Having established the wholesale price of 5s (five shillings) for a single blanket, what would the actual cost be, say in Grand Portage, Fond du Lac, Athabasca, and so on.
As any business knows, the factor in determining price (besides desiring to provide room for profit) is "overhead". In the case of our blanket heading into Upper Canada and the Northwest ("Northwest" being anything "Midwest" nowadays from Ohio through what is now Minnesota, the Dakotas, and into Canada), overhead was figured on the cost of goods at Grand Portage (or Kaministiqua later, or Rainy Lake) plus equipment items for personnel and interest. Two different interest items are noted in at least on account in 1801 (H. Innis, The Fur Trade in Canada, p. 243; Coues New Light I, 4 and 200-1): interest on goods for the year plus last year's inventory, plus an interest percentage added which included the previous year. To all this is added the cost of freight to carry the furs back to Montreal and wages.
More specifically, overhead included: personnel wages (the proprietor, interpreter, and clerk), transportation which included the wages of the voyageurs to and from posts and Montreal (the men paddling canoes, lugging goods across portages), the cost of the canoes, any tariffs/duties/fees/licenses, interest on goods (both current and carried past year), the costs of upkeep of the Grand Portage depot and particular post, gifts, spoilage, the "outfit" given to each employee each year, and so on.
This latter cost, the clothing and equipment given to each man, was more than off-set by the fact that wages were for the most part paid in goods (Innis, pp. 240 ff, footnotes). And given daily necessities of the men (clothing worn out, tobacco and alcohol, and so on) and the inability to bring much in the way of possessions west, goods were often "advanced" to the extent that wages were never paid. In fact, many men owed years worth of service after a single "tour of duty" (Innis).
Figuring out what the actual overhead for individual items was is nearly impossible, though some educated guesses can be made.

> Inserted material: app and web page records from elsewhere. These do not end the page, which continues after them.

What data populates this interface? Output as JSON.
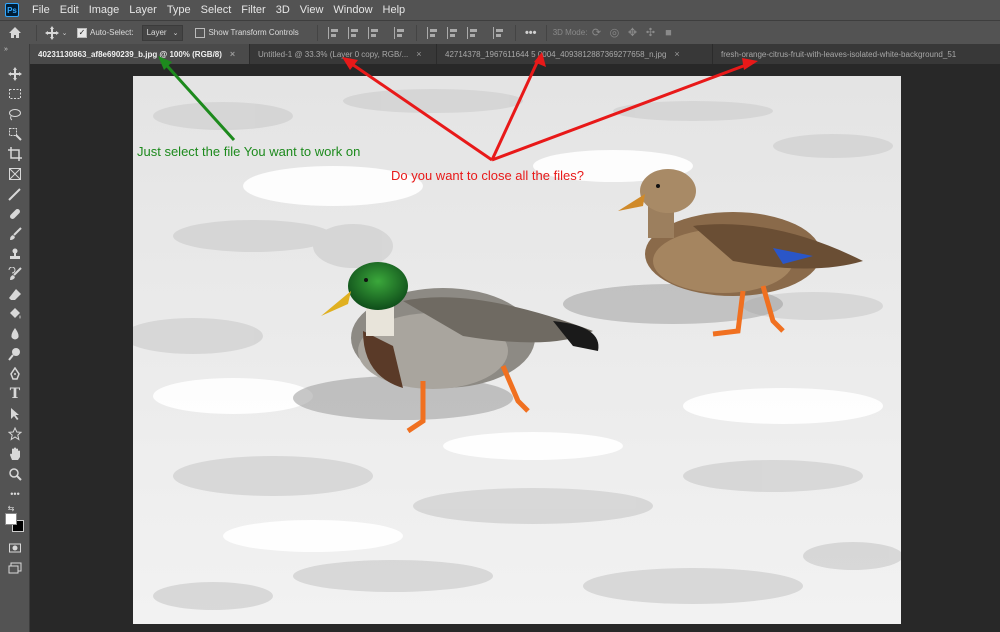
{
  "app": {
    "logo": "Ps",
    "name": "Adobe Photoshop"
  },
  "menu": [
    "File",
    "Edit",
    "Image",
    "Layer",
    "Type",
    "Select",
    "Filter",
    "3D",
    "View",
    "Window",
    "Help"
  ],
  "options": {
    "auto_select_label": "Auto-Select:",
    "auto_select_checked": true,
    "auto_select_target": "Layer",
    "show_transform_label": "Show Transform Controls",
    "show_transform_checked": false,
    "more_label": "•••",
    "mode_3d_label": "3D Mode:"
  },
  "tabs": [
    {
      "label": "40231130863_af8e690239_b.jpg @ 100% (RGB/8)",
      "active": true
    },
    {
      "label": "Untitled-1 @ 33.3% (Layer 0 copy, RGB/...",
      "active": false
    },
    {
      "label": "42714378_1967611644 5 0004_4093812887369277658_n.jpg",
      "active": false
    },
    {
      "label": "fresh-orange-citrus-fruit-with-leaves-isolated-white-background_51",
      "active": false
    }
  ],
  "tools": [
    "move-icon",
    "marquee-icon",
    "lasso-icon",
    "quick-select-icon",
    "crop-icon",
    "frame-icon",
    "eyedropper-icon",
    "healing-icon",
    "brush-icon",
    "stamp-icon",
    "history-brush-icon",
    "eraser-icon",
    "paint-bucket-icon",
    "blur-icon",
    "dodge-icon",
    "pen-icon",
    "type-icon",
    "path-select-icon",
    "shape-icon",
    "hand-icon",
    "zoom-icon",
    "more-tools-icon",
    "color-swap-icon",
    "foreground-color",
    "quick-mask-icon",
    "screen-mode-icon"
  ],
  "colors": {
    "foreground": "#ffffff",
    "background": "#000000",
    "annotation_green": "#1d8a1d",
    "annotation_red": "#e81919",
    "ui_panel": "#535353"
  },
  "annotations": {
    "green_text": "Just select the file You want to work on",
    "red_text": "Do you want to close all the files?"
  }
}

A few examples suffice:
1. The 1797 Grand Portage inventory indicates a pair of 2 1/2 point blankets as worth 14s. This would make the individual blanket worth 7s, a markup of 2s or 40%.
40% seems a bit high, though the rate was probably variable depending upon the year, the rate of return on furs, competition, and so on. This variability lead to the NW Co. establishing, in 1804, a rate of increase or "tariff" to be assigned to calculate the freight and "advance" on price westward.
At Kaministiquia (what became called Fort William), in 1804, the advance in price was deemed to be 23% on the Montreal "Cost of all Goods without reserve." (NW Co. minutes, in Can. Archives, Innis, and Wallace Documents)
This would put the price at Fort William of our 5s blanket (more like 5s 3d, five shillings 3 pence by 1804) at 6s 1+d.
2. Zebulon Pike noted (Expeditions of, ed/ Coues I, 283), in 1805, what he was lead to believe was the markup on goods between Montreal and places west: 250% at Fond du Lac (2.5 times the cost or 12s 6d).
Other sources (La Rochefoucault in La Rochefoucault-Liancourt's Travels in Canada 1795, p. 115) indicate a 3 times advance in Detroit, 4 times in Michilimackinac, 8 times at Grand Portage, 16 times at Winnipeg, all on the usual value at Montreal.
The two examples, Pike and La Rochefoucault, I believe, indicate more of a "retail" price markup (including profit for the merchant) rather than reflecting a simple overhead cost markup. But they still give some idea of what needed to be factored into the cost of this blanket as it headed west for trade in exchange for furs.
Therefore, let us take 7-9s at Grand Portage, as our base wholesale price (which includes overhead to GP) for a 2 1/2 point blanket. This blanket traded, usually for 3 (sometimes later 4) beaver pelts.
What was the cost to the Native trappers on this basis, and what return did the 5s, now 7-9s blanket bring?
Getting dressed in the 18th century. Ladies.
3 days ago